It is true that dust mites can be a nuisance, but unlike rodent mites, itch mites, and chiggers, they rarely cause skin irritation. These tiny pests feed on dead human skin cells and thrive in warm, humid environments. Although they can “hitchhike” on clothes, dust mites don't live on people. People who are allergic to dust or dust mites react by inhaling dust proteins that come from feces, urine, or the decaying bodies of dust mites.
This can cause swelling (inflammation) of the nasal passages and is considered a dust allergy. Household mite species found in indoor environments and in warm or tropical regions are well known to cause allergic disorders. But what about human acariasis, in which mites invade and parasitize the human body in various tissues, from the gastrointestinal tract to the lung? Little is known about this condition, yet it has been reported in the pulmonary, intestinal, oral (anaphylaxis), urinary, otic, and vaginal systems. The clinical symptoms of acariasis often overlap with other symptoms of the disease, leading to frequent misdiagnosis. It is believed that when domestic mites invade the human body, it is a non-specific invasion that differs from the parasitization of an animal.
This occurs only occasionally and lacks specific symptoms and is not caused by specific mite species; instead, specific invasions are caused by specific parasite species that are found in specific hosts and produce specific symptoms. To date, few reports on human acariasis have been published in English medical journals. However, it is important to note that these mites are also responsible for other non-allergic symptoms in humans. In what is probably a mechanism similar to that of urinary acariasis, mites can parasitize the vagina. Interestingly, the authors thought that the mites came from the contamination of the test vessel because the mite species detected were present in dust samples from the same hospital and wards. After treating the patients with arsenic, the number of mites in the sputum samples increased, which showed that the mites in the lungs were expelled before the number of mites decreased and the patients' symptoms disappeared.
People with dust mite allergies or with asthma caused by dust mite allergy should reduce dust mites in their home. Dead skin and other dust mite residues are a major cause of allergies and worsen asthma symptoms. Given existing reports, it seems likely that most cases of acariasis occur in more tropical climates and in people with occupational exposures to mites. Dust mites can live on bedding, mattresses, upholstered furniture, rugs, or curtains in your home. Undoubtedly, mites detected in the urine under a microscope would contribute to the diagnosis of this disease.
There are no specific clinical manifestations that point to pulmonary acariasis other than the detection of mites in the sputum. These mites have been extensively studied because their feces, eggs, and extracts from their bodies are potent allergens. As mentioned earlier, dust mites can contribute to indoor allergy symptoms and aggravate existing allergies. It is important to pay more attention to these infections so as not to miss any cases due to misdiagnosis. In conclusion, it is important to understand that dust mites do not infest your body but can cause allergic reactions when inhaled. Dust mite allergies can be managed by reducing exposure to these pests through regular cleaning and vacuuming of your home.
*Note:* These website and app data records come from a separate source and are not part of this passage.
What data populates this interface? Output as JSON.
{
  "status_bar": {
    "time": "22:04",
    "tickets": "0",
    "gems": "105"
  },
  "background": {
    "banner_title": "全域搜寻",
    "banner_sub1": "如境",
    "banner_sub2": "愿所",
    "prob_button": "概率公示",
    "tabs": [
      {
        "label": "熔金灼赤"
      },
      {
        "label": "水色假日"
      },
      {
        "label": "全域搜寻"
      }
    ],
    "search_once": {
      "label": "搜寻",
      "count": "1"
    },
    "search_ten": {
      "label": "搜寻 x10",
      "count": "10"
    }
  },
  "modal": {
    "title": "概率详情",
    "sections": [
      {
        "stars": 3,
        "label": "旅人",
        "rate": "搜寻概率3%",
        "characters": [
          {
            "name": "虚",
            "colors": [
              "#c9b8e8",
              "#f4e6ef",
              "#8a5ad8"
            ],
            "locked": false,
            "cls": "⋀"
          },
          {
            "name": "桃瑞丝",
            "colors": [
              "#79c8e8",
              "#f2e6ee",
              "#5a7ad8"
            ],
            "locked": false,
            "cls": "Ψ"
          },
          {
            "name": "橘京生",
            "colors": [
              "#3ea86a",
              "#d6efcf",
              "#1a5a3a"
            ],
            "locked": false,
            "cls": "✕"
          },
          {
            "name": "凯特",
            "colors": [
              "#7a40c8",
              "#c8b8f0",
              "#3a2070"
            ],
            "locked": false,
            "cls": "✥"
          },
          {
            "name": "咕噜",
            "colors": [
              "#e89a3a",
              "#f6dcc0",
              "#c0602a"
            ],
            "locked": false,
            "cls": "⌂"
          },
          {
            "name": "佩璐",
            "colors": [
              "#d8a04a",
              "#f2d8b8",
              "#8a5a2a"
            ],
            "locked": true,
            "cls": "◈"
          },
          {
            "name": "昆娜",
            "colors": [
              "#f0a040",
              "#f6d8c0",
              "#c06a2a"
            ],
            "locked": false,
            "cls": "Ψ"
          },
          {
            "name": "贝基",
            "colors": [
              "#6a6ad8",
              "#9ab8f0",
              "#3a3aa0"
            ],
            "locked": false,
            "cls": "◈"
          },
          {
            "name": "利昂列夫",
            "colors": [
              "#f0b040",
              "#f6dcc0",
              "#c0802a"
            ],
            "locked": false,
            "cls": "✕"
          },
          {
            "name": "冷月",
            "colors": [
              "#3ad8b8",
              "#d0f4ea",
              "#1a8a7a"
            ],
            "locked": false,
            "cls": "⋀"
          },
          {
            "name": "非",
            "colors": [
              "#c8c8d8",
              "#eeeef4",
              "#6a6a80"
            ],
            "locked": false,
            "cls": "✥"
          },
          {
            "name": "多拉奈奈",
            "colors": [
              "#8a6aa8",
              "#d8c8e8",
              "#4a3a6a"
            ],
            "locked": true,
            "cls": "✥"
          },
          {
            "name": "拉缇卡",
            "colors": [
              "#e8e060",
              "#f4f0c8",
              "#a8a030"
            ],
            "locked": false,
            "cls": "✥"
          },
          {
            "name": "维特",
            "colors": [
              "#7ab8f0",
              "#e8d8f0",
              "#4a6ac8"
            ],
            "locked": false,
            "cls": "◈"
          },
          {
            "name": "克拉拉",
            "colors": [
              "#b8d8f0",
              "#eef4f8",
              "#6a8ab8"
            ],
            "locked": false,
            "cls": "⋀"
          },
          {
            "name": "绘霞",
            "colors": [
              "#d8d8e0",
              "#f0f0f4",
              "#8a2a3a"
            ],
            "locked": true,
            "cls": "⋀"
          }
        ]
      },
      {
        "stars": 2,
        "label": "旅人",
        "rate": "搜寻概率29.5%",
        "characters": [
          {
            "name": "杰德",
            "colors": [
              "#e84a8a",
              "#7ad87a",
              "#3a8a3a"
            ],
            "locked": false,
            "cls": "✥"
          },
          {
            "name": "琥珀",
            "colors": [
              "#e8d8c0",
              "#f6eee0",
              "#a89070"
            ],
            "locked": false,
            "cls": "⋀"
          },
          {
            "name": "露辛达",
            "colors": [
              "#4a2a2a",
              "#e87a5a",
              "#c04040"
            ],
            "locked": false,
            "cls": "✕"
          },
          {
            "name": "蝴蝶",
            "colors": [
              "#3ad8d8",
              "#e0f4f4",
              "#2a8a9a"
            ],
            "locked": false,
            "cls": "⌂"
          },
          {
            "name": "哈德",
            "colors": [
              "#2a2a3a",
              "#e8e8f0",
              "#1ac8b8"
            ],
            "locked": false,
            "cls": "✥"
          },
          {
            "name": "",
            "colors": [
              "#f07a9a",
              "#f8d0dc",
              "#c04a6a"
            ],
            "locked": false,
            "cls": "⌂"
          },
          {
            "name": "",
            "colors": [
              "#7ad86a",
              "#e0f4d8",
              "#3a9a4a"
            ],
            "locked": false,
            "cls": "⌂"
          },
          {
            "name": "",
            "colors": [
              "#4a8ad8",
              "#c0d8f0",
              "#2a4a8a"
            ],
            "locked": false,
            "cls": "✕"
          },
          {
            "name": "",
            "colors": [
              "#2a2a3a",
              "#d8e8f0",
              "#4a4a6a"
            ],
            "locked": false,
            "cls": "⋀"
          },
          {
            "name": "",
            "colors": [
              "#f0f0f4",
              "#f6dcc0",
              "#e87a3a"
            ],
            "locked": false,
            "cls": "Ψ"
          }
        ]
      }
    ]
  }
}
If you suspect you may have a dust mite allergy or if you experience any unusual symptoms such as itching or swelling after exposure to dust or dust mites, consult your doctor for further evaluation.